# Homology of a space obtained from $S^n$ by attaching a cell $e^{n+1}$ by a map of degree $m$

I am trying to understand how to use cellular homology on this simple example: let $X$ be a space obtained from $S^n$ by attaching a cell $e^{n+1}$ by a map of degree $m$. I understand that the generators of the group $H_k(X^{(k)},X^{(k-1)})$ are in one-to-one correspondence with the $k$-cells of $X$, and I am supposing the CW structure of $S^n$ with 2 cells in each dimension. But how do I calculate the $Ker(d_k)$ and $Im(d_k)$, where $d_k$ are the boundary maps in the cellular chain complex? I know about the cellular boundary map formula, but I understand how it works on this example.

Chain complex for an easier CW structure.

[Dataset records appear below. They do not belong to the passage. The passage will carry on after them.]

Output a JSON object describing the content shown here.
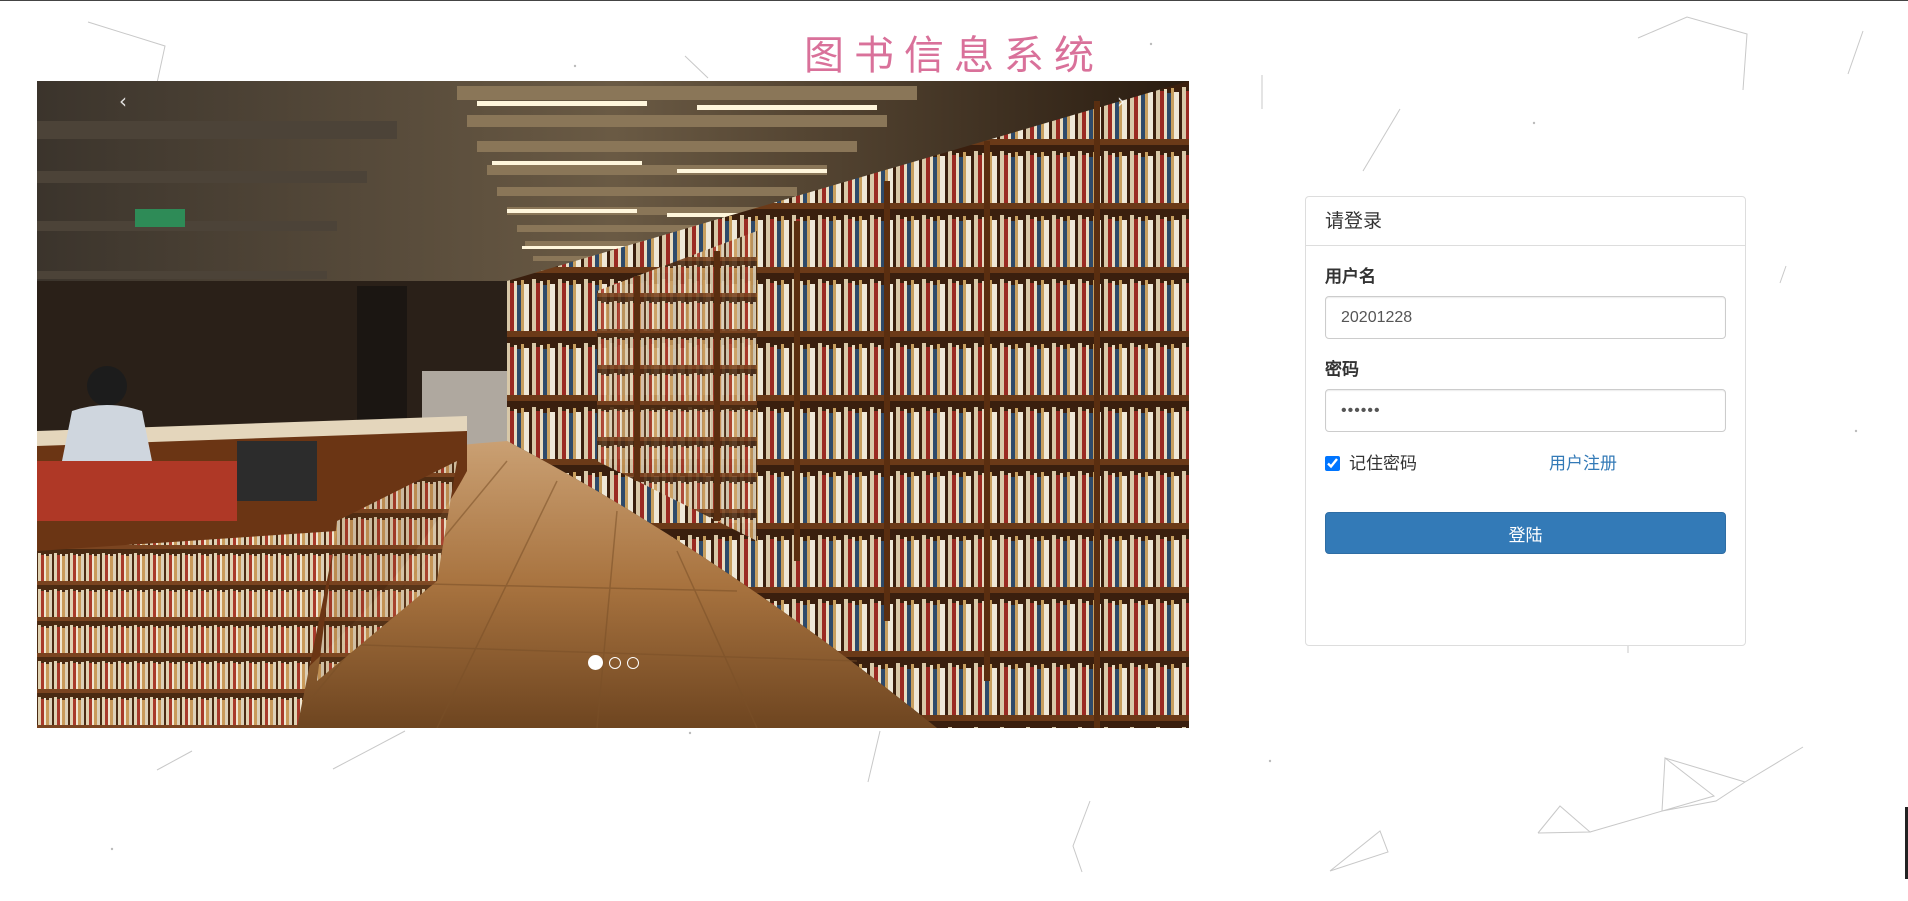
{
  "header": {
    "title": "图书信息系统"
  },
  "carousel": {
    "prev_label": "‹",
    "next_label": "›",
    "slide_count": 3,
    "active_index": 0,
    "image_alt": "bookstore-interior"
  },
  "login": {
    "heading": "请登录",
    "username_label": "用户名",
    "username_value": "20201228",
    "password_label": "密码",
    "password_value": "123456",
    "remember_label": "记住密码",
    "remember_checked": true,
    "register_link": "用户注册",
    "submit_label": "登陆"
  },
  "colors": {
    "title": "#d9719a",
    "primary": "#337ab7",
    "link": "#337ab7",
    "border": "#dddddd"
  }
}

Well, first it is easier to compute the homology if you use the CW structure on $S^n$ having one $n$-cell and one $0$-cell. The cellular chain complex just looks like $$\mathbb{Z}\to0\to\cdots\to0\to\mathbb{Z}$$ or if $n=1$, then $\mathbb{Z} \overset{0}\to\mathbb{Z}$.

Then if you adjoin one more cell via a degree $m$ map, by definition this gives you a cellular chain complex $$\mathbb{Z} \overset{m}\to\mathbb{Z}\to0\cdots\to0\to\mathbb{Z}.$$ Following the instructions for the cellular boundary formula, as on page 140 of Hatcher, there is really no work to do here since in this case the complement of our cell in dimension $n$ is already just a point.

Chain complex for the CW structure having two cells in each dimension.

If you are really set on using the CW structure with two cells in each dimension, it takes a little more work to find the cellular chain complex for $S^n$. Also there is some amibiguity here in that there is more than one CW structure with two cells in each dimension that produces $S^n$. Of course the chain complexes will all be quasi-isomorphic, but if you do it in an organized way then you will get $$\mathbb{Z}^2 \overset{d_n}\longrightarrow \mathbb{Z}^2 \overset{d_{n-1}}\longrightarrow \cdots \overset{d_1}\longrightarrow\mathbb{Z}^2$$

where each of the $d_i$ are just given by the matrix $\begin{pmatrix}1&-1\\1&-1\end{pmatrix}$. I will describe how to do this below. Once you see this, then attaching the $n+1$ cell via a degree $m$ map should give you $$\mathbb{Z} \overset{\begin{pmatrix}m\\ m\end{pmatrix}}\longrightarrow\mathbb{Z}^2 \overset{d_n}\longrightarrow \mathbb{Z}^2 \overset{d_{n-1}}\longrightarrow \cdots \overset{d_1}\longrightarrow\mathbb{Z}^2.$$

Computing $d_{n+1}$ with the cellular boundary formula.

To compute that $d_{n+1}$ is as above using the cellular boundary formula, consider the two $n$-cells in $S^n$, one for each hemisphere. The coefficient of $d_{n+1}(e^{n+1})$ on the top hemisphere is obtained by crushing the lower hemisphere and checking the degree of the map $$\partial D^{n+1} \to S^n \overset{\text{crush}}\longrightarrow S^n.$$ By the local degree theorem, this only depends on the size of the preimage at a suitable point - but this is the same as for the original map since all we did was crush the lower hemisphere. So the degree of this map is still $m$. The same logic applies to the coefficient on the cell for the lower hemisphere.

Seeing that $d_i = \begin{pmatrix}1&-1\\1&-1\end{pmatrix}$.

Label the cells in dimension $k$ by $e^k$ and $f^k$, which will be the correct ordered basis for the matrices above. Here is how to define attaching maps so that all chain maps are given by the matrix above.

Consider the $k$-skeleton $S^k$ inside of the plane $\mathbb{R}^{k+1}$ in $\mathbb{R}^{k+2}$ (you should probably take $k=1$ for visualization purposes).

Above $S^k$ in $\mathbb{R}^{k+2}$ is the top hemisphere of $S^{k+1}$ which is isomorphic to $D^{k+1}$ via the projection map. The attaching map is the identity, so as above we have that $d_{k+1}(e_{k+1}) = e_k + f_k$. The lower hemisphere of $S^{k+1}$ is isomorphic to $D^{k+1}$ as well, but the orientation of the boundary is the opposite, relative to $S^k$. To see this, note that the attaching map is the same identifying $e^k$ with the upper hemisphere, reflecting through $\mathbb{R}^{k+1}$, then attaching along the identity map. So, the cellular boundary formula tells you $d_{k+1}(f_{k+1}) = -e_k - f_k$.